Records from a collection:
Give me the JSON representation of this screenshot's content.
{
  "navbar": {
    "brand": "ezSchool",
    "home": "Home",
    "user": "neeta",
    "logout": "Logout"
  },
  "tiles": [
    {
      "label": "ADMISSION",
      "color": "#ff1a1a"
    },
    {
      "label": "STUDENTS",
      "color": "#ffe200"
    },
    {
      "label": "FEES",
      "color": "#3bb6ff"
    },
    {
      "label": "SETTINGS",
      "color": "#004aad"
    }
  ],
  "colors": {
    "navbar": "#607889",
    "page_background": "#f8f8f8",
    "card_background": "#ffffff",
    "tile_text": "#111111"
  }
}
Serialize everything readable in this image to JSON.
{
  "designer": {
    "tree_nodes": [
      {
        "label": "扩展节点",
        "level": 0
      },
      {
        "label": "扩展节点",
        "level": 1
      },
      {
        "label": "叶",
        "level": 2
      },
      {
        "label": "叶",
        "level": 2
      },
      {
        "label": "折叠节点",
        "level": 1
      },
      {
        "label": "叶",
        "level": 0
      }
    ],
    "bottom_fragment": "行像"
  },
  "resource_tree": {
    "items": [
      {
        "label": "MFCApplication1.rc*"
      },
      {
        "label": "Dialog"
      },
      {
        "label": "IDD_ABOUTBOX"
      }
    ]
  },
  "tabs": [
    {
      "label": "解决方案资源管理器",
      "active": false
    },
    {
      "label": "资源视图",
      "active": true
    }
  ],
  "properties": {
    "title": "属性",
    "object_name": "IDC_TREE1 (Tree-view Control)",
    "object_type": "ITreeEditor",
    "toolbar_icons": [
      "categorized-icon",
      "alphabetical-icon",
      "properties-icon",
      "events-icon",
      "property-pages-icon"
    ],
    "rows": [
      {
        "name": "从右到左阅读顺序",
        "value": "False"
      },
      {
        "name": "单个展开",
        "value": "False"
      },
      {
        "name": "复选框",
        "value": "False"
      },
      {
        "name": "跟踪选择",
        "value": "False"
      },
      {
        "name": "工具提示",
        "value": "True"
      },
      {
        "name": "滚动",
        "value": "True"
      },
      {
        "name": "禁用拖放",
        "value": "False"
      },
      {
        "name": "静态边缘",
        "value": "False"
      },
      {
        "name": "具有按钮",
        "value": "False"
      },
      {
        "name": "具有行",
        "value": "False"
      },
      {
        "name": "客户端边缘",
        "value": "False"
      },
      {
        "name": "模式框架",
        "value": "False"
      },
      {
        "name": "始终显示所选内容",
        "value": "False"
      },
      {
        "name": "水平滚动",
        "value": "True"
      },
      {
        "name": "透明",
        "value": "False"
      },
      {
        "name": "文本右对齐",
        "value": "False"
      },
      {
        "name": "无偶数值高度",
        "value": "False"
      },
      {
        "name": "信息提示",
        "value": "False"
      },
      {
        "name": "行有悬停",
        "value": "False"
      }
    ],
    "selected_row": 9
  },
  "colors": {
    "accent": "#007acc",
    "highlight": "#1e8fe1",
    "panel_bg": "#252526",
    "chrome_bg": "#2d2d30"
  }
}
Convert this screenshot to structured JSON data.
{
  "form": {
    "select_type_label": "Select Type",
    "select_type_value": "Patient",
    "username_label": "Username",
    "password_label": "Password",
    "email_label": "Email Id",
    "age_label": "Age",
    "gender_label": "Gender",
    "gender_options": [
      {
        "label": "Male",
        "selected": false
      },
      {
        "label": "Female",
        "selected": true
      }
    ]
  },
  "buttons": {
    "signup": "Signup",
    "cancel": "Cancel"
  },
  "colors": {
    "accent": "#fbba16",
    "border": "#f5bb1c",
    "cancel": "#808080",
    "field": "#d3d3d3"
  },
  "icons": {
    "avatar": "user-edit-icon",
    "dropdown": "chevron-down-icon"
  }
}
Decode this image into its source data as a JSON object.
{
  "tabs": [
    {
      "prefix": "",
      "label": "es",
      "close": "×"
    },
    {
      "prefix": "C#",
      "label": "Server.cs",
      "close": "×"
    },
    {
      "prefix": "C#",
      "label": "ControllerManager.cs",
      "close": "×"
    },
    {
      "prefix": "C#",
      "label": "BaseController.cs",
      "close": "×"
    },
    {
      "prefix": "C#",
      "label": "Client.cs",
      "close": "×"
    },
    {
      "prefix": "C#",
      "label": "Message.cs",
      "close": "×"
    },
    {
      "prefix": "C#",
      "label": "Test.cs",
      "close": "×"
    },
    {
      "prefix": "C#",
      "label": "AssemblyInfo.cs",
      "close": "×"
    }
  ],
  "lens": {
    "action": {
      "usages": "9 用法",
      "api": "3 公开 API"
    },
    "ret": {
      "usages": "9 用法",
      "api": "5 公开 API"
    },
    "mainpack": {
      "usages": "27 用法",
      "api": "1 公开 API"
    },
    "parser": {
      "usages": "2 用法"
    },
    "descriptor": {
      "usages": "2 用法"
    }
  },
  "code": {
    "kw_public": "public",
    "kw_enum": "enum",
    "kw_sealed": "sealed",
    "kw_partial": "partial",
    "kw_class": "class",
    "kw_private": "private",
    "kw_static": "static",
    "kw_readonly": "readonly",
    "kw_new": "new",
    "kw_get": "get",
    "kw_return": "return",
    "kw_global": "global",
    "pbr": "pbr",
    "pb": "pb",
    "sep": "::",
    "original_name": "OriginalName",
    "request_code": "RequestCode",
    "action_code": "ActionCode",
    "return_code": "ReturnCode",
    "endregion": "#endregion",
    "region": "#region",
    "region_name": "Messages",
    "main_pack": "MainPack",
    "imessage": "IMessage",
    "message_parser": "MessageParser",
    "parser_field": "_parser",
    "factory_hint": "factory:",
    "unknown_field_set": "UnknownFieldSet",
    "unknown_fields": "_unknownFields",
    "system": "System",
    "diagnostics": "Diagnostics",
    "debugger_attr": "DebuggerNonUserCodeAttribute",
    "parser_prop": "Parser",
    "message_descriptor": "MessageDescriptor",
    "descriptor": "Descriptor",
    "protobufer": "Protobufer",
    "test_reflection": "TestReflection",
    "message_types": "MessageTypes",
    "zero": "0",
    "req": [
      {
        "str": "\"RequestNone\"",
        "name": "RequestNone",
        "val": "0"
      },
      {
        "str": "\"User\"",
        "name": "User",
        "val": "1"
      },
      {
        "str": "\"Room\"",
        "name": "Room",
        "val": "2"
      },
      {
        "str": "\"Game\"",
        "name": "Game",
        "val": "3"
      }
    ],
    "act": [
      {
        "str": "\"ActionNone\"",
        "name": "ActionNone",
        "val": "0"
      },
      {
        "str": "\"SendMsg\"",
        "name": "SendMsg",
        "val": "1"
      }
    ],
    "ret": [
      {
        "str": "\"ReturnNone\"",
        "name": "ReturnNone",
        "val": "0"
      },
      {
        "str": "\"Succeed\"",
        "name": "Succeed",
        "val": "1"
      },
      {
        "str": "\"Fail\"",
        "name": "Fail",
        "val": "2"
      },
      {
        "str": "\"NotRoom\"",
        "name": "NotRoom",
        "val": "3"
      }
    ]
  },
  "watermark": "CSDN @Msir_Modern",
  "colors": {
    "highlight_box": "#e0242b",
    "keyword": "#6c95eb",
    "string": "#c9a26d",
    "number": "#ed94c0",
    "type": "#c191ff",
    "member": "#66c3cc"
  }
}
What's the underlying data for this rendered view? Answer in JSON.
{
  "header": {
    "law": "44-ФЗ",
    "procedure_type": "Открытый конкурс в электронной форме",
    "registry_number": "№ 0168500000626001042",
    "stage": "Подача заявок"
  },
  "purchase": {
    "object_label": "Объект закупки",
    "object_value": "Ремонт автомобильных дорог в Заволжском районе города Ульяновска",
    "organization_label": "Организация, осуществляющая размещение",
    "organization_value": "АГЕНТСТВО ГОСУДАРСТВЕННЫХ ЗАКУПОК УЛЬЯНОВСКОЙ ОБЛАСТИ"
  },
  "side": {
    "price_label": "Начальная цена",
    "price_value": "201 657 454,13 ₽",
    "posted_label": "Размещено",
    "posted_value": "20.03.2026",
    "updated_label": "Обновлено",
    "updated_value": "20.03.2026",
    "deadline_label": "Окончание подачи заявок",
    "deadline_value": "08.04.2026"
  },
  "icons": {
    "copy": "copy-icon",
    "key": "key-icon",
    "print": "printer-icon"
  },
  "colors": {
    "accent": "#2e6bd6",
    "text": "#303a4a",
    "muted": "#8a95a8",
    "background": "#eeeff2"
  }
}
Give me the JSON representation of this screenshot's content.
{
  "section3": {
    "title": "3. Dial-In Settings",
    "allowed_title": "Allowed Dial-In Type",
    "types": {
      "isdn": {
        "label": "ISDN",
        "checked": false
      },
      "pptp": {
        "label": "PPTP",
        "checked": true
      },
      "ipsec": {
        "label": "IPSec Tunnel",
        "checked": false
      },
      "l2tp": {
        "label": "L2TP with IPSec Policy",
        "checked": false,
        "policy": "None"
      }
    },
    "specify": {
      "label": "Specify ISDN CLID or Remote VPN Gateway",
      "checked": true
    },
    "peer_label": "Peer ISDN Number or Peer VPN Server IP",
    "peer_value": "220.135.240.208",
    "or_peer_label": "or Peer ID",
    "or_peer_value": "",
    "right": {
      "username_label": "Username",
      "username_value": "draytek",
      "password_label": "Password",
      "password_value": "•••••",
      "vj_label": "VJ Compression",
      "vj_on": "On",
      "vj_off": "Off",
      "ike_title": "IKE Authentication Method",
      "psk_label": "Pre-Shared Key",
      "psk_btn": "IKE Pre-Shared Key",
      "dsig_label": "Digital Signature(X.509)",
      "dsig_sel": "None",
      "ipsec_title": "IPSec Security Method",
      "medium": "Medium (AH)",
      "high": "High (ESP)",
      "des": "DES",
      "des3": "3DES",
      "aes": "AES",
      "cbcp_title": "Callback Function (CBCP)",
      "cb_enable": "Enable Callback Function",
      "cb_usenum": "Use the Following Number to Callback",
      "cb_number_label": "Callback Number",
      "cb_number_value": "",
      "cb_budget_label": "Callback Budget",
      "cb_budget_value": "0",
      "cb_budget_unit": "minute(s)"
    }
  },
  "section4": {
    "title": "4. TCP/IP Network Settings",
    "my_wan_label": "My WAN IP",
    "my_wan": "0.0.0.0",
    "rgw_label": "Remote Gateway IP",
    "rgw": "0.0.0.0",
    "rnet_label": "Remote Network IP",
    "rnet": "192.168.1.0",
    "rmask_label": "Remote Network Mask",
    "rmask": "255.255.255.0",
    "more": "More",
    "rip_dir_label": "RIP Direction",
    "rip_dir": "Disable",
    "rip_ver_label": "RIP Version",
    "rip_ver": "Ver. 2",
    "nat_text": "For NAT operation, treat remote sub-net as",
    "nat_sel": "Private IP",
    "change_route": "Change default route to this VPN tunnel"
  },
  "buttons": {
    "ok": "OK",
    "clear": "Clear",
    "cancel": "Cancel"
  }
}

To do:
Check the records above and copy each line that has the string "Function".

Result below:
      "cbcp_title": "Callback Function (CBCP)",
      "cb_enable": "Enable Callback Function",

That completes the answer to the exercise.